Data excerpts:
▬▬▬▬▬▬
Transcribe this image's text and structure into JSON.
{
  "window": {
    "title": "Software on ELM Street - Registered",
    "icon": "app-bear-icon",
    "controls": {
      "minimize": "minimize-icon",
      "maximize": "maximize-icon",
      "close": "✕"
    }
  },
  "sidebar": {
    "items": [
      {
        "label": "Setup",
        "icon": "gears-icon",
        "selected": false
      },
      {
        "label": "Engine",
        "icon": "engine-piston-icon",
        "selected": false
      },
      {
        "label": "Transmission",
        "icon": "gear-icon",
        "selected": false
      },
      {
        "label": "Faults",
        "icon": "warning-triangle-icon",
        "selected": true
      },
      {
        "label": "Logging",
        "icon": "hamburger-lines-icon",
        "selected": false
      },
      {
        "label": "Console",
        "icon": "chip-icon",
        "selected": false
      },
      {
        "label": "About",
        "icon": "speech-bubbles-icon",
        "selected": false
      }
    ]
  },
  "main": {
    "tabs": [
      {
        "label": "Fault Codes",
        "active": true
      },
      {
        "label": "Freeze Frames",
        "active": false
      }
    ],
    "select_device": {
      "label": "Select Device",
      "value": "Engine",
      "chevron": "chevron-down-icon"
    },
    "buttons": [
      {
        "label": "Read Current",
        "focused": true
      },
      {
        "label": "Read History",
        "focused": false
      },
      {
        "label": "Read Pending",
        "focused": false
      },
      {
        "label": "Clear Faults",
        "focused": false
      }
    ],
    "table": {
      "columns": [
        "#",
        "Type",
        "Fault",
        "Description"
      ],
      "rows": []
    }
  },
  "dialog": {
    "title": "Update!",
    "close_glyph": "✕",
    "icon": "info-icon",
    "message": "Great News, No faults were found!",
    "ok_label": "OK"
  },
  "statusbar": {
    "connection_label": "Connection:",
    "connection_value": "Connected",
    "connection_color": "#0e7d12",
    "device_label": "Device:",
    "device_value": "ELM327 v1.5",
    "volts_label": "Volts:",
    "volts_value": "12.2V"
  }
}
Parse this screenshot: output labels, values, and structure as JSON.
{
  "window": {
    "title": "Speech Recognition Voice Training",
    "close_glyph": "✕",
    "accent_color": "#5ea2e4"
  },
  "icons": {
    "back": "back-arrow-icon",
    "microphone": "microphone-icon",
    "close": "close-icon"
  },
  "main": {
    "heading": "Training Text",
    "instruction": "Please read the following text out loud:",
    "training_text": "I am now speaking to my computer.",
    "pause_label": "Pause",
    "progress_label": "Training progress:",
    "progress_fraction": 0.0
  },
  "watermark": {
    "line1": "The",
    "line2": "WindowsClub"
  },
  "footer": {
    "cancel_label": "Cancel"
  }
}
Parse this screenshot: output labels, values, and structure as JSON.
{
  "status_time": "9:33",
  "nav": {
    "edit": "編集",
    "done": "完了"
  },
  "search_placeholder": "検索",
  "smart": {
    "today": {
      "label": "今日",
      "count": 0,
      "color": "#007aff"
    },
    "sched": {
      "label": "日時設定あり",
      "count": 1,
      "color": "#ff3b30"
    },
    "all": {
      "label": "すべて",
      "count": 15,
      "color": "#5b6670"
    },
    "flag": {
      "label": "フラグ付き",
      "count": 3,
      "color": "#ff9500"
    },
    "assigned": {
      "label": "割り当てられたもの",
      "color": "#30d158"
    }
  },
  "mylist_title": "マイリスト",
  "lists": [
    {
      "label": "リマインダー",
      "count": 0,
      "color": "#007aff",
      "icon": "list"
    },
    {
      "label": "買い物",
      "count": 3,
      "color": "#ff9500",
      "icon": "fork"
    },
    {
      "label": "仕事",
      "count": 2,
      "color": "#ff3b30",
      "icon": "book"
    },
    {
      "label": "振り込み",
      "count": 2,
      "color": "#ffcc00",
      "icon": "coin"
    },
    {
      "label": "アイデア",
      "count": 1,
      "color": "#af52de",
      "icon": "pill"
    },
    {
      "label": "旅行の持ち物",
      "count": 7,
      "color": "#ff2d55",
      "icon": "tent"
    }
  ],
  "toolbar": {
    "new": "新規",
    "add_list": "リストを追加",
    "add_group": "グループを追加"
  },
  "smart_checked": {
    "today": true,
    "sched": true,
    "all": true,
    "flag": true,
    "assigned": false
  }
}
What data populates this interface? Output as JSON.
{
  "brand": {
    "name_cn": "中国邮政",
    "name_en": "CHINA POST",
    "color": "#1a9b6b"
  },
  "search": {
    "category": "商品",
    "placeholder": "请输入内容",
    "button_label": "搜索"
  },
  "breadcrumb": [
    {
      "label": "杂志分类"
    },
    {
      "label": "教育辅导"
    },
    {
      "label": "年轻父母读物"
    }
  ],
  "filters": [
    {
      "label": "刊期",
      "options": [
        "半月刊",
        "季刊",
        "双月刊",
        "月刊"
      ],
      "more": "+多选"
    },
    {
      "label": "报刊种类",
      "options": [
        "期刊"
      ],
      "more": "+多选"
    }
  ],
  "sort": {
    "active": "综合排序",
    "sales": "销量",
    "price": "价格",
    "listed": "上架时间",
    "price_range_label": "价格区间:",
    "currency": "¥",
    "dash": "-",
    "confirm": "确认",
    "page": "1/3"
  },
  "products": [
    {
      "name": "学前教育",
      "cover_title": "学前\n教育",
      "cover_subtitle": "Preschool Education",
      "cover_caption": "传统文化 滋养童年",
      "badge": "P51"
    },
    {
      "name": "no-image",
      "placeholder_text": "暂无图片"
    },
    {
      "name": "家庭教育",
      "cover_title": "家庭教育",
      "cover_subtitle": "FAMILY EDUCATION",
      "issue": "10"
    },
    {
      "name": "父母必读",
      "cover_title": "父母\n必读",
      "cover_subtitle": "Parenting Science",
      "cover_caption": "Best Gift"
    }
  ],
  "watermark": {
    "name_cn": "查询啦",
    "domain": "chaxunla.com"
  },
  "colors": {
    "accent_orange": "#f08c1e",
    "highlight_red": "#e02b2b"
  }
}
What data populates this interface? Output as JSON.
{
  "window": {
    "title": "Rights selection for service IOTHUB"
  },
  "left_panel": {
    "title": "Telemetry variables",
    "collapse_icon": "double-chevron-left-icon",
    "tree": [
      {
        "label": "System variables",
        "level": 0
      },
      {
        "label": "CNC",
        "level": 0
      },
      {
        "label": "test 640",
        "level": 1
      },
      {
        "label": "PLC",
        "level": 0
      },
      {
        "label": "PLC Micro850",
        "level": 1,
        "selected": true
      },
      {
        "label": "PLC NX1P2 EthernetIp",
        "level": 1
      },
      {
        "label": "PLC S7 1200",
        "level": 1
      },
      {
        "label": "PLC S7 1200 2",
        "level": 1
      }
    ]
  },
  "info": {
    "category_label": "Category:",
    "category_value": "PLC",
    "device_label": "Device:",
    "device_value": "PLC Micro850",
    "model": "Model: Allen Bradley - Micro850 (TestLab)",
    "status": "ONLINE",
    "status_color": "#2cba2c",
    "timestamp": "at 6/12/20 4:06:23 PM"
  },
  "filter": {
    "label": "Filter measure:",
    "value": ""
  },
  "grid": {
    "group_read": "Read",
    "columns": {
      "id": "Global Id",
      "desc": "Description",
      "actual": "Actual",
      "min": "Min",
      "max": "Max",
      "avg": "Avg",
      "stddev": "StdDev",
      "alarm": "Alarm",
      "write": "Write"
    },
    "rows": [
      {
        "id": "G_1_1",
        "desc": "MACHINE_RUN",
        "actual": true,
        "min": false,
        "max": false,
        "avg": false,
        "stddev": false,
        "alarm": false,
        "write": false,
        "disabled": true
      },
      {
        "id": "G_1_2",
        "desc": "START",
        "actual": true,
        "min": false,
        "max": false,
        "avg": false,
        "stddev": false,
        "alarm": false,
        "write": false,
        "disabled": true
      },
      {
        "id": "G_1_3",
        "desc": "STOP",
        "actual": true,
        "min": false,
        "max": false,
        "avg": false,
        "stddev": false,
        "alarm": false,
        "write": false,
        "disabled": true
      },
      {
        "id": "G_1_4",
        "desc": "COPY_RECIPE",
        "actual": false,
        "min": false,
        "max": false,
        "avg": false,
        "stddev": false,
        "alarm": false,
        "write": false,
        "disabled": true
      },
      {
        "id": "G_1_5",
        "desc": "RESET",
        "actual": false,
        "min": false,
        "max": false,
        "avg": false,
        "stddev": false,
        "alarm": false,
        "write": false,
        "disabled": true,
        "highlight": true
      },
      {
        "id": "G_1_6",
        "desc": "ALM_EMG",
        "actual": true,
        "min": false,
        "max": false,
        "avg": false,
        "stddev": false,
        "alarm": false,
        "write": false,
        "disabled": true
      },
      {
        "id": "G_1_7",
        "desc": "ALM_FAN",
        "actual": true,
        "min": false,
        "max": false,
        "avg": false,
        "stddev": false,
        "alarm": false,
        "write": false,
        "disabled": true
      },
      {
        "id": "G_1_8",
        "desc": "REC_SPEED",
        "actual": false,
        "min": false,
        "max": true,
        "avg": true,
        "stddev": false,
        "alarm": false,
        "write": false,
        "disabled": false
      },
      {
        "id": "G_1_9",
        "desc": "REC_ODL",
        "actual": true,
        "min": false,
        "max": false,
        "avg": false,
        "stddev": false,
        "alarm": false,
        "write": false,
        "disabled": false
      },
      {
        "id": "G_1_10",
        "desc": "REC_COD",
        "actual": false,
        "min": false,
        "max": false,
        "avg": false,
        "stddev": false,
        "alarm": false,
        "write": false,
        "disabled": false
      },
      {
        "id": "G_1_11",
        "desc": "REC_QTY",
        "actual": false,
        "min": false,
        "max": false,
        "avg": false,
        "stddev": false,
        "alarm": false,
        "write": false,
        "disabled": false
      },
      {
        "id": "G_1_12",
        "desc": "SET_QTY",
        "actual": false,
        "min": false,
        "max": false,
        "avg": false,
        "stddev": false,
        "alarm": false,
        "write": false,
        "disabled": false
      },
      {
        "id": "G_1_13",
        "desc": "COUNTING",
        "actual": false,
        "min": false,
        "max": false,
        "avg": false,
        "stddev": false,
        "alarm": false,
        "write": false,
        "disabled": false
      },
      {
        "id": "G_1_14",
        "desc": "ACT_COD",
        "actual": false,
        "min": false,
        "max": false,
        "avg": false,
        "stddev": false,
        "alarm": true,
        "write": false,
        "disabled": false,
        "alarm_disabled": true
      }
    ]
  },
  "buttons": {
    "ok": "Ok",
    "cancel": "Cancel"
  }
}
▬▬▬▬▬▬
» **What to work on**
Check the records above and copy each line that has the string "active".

» **Reply to the task**
        "active": true
        "active": false
    "active": "综合排序",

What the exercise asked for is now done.